= Beginning of Section =

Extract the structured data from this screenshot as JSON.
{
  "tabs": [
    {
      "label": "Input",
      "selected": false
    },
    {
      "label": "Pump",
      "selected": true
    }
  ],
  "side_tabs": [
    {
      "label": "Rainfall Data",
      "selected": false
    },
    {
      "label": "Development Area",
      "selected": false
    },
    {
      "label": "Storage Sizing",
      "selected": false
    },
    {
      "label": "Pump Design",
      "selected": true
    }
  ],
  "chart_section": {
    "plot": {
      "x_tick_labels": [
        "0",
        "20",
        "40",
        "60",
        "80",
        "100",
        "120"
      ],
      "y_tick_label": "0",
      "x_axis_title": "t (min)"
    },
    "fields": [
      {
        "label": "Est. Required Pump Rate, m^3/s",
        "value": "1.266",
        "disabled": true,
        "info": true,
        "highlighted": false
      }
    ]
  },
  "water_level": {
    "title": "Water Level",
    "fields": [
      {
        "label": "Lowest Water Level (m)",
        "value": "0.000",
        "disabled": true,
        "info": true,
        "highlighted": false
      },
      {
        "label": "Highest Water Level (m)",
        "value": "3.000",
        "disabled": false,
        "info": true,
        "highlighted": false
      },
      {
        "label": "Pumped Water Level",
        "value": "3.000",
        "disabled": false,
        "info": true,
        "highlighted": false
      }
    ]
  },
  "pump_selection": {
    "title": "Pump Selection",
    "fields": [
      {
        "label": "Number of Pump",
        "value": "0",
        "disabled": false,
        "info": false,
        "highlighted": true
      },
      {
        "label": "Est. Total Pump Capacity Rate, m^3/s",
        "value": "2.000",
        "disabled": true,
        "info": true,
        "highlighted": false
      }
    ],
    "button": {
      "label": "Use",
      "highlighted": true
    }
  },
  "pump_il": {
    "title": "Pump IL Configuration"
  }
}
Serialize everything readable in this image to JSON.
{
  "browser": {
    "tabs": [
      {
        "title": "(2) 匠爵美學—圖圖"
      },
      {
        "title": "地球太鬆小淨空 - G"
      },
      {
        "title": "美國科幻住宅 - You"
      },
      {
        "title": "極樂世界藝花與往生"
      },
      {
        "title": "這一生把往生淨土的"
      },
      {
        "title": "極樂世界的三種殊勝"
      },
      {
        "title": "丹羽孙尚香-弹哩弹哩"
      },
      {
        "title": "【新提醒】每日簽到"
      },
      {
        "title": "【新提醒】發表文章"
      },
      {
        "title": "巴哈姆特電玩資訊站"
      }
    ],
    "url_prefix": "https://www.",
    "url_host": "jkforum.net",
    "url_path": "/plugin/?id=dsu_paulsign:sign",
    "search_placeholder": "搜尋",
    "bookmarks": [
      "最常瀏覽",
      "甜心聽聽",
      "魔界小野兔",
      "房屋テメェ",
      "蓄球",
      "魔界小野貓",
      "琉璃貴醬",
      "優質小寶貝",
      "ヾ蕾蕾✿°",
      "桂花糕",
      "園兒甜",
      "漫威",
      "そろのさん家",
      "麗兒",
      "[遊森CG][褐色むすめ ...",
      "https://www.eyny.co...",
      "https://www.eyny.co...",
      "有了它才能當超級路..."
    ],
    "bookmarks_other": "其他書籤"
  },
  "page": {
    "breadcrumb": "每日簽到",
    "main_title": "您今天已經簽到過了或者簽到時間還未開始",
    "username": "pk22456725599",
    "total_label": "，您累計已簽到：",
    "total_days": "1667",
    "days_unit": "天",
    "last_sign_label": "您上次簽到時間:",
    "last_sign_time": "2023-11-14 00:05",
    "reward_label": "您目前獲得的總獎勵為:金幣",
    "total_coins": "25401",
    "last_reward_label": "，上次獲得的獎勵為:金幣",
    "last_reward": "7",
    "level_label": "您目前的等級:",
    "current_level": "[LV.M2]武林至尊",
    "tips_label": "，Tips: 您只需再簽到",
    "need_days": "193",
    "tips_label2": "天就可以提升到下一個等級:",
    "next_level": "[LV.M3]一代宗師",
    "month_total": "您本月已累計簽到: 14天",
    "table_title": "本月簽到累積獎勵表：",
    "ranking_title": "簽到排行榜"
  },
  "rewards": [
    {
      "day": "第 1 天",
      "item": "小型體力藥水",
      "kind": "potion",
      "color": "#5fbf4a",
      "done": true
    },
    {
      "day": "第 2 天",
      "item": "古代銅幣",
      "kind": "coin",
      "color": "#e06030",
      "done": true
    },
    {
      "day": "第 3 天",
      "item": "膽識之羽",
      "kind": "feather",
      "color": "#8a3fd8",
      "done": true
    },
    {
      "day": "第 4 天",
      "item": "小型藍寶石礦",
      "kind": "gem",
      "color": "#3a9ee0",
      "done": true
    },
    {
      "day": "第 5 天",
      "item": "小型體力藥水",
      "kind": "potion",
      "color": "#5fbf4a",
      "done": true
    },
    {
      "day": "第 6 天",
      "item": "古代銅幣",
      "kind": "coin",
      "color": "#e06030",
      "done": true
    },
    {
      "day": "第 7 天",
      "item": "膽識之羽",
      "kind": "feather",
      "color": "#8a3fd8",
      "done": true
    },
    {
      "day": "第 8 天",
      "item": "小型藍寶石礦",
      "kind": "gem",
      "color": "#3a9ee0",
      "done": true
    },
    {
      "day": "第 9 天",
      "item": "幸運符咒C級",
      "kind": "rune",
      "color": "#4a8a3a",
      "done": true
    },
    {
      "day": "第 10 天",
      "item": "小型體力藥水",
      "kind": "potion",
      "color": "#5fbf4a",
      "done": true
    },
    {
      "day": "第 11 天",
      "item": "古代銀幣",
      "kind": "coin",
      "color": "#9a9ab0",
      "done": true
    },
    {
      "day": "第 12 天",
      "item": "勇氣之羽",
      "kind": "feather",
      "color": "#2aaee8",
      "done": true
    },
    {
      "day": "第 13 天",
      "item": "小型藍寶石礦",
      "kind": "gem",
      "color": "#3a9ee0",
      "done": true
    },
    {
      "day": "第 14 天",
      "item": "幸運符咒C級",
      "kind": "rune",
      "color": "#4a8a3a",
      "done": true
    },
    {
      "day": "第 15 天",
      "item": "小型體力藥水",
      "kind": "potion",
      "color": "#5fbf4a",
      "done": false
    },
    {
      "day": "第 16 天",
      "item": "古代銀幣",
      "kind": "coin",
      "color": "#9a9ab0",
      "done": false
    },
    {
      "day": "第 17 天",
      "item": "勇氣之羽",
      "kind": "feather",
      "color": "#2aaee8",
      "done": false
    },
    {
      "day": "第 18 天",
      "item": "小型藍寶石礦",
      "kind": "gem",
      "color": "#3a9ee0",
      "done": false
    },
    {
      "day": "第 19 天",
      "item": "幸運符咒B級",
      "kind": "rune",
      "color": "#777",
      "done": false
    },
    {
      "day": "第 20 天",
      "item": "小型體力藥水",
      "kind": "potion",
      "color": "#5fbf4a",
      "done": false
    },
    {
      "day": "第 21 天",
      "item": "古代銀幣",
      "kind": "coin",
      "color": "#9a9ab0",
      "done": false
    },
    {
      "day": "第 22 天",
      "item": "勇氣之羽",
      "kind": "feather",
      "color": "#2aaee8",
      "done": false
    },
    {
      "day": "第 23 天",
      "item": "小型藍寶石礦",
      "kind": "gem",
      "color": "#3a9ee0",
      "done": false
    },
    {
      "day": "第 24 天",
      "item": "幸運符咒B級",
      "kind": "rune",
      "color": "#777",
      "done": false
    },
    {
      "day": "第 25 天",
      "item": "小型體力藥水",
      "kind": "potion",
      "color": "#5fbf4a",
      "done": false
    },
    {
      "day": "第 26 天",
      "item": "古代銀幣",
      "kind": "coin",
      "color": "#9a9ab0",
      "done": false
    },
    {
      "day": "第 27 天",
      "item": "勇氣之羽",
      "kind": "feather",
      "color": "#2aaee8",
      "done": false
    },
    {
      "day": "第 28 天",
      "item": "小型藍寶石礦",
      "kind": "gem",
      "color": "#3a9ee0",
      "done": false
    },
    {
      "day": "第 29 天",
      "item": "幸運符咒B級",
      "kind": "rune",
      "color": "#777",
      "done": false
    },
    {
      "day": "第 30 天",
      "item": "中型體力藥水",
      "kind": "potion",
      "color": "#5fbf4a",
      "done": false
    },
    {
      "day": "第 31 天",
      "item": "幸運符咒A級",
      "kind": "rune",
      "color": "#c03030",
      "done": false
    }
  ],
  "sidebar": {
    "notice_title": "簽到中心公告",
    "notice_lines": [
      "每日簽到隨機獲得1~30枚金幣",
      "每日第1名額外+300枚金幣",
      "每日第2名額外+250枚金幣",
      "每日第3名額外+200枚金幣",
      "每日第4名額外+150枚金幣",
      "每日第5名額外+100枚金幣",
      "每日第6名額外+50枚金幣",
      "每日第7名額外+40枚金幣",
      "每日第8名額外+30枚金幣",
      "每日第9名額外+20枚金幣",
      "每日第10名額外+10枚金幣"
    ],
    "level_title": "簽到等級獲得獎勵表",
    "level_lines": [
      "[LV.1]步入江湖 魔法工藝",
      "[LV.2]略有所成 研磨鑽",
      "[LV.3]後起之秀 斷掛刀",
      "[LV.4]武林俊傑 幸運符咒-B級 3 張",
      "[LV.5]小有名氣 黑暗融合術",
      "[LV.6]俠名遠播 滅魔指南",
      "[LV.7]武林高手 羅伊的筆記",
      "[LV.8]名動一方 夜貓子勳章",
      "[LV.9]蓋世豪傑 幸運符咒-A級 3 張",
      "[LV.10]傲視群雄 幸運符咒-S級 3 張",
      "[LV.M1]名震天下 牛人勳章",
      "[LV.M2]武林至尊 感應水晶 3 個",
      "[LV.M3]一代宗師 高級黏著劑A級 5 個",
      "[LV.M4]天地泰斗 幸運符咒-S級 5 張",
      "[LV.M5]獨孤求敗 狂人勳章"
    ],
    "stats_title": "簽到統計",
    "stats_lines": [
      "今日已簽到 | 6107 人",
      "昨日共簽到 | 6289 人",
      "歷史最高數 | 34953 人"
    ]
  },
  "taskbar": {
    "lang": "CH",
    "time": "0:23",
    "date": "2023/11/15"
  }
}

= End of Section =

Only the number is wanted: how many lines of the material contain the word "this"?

**Answer space**
2